The Spartan girls, who were brought up by the women, were, like the boys, taught to wrestle, run, and swim, and to take part in gymnastics of all kinds, until they too became very strong and supple, and could stand almost any fatigue.
They were also taught to read, write, count, sing, play, and dance; to spin, weave, and dye; and to do all kinds of woman’s work. In short, they were expected to be strong, intelligent, and capable, so that when they married they might help their husbands, and bring up their children sensibly. At some public festivals the girls strove with one another in various games, which were witnessed only by their fathers and mothers and the other married people of the city. The winners in these contests were given beautiful prizes, which were much coveted.
Lycurgus hoped to make the Spartans a strong and good people. To hinder the kings from doing anything wrong, he had the people choose five men, called ephors, to watch over and to advise them.
Then, knowing that great wealth is not desirable, Lycurgus said that the Spartans should use only iron money. All the Spartan coins were therefore bars of iron, so heavy that a yoke of oxen and a strong cart were needed to carry a sum equal to one hundred dollars from one spot to another. Money was so bulky that it could neither be hidden nor stolen; and no one cared to make a fortune, since it required a large space to stow away even a small sum.

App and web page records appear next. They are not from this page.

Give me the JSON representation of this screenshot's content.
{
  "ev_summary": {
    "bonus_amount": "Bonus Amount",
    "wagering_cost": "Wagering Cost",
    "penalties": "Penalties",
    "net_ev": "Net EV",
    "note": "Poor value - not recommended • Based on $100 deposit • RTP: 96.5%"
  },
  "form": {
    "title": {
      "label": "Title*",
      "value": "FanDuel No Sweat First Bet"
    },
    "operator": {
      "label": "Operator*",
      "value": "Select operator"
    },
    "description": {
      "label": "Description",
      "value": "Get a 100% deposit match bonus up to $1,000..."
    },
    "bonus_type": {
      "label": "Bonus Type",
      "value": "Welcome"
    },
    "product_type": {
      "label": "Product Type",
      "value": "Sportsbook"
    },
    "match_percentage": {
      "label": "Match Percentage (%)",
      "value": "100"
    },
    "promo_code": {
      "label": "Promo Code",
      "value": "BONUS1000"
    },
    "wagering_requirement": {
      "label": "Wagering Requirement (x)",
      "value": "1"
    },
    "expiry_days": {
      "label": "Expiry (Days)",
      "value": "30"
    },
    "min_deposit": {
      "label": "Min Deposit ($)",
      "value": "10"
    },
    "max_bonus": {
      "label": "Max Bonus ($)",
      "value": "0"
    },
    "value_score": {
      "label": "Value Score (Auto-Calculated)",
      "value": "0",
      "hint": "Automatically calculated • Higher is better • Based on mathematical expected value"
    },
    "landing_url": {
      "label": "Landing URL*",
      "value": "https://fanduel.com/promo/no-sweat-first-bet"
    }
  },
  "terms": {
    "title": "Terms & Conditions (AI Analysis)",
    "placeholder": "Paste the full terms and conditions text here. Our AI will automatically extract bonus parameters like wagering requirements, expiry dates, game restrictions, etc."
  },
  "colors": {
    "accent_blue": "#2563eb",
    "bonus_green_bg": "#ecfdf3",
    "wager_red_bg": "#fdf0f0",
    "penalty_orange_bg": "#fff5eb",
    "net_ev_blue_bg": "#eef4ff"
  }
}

When Charilaus, the infant king, had grown up, Lycurgus prepared to go away. Before he left the town, he called all the citizens together, reminded them of all he had done to make them a great people, and ended by asking every man present to swear to obey the laws until he came back.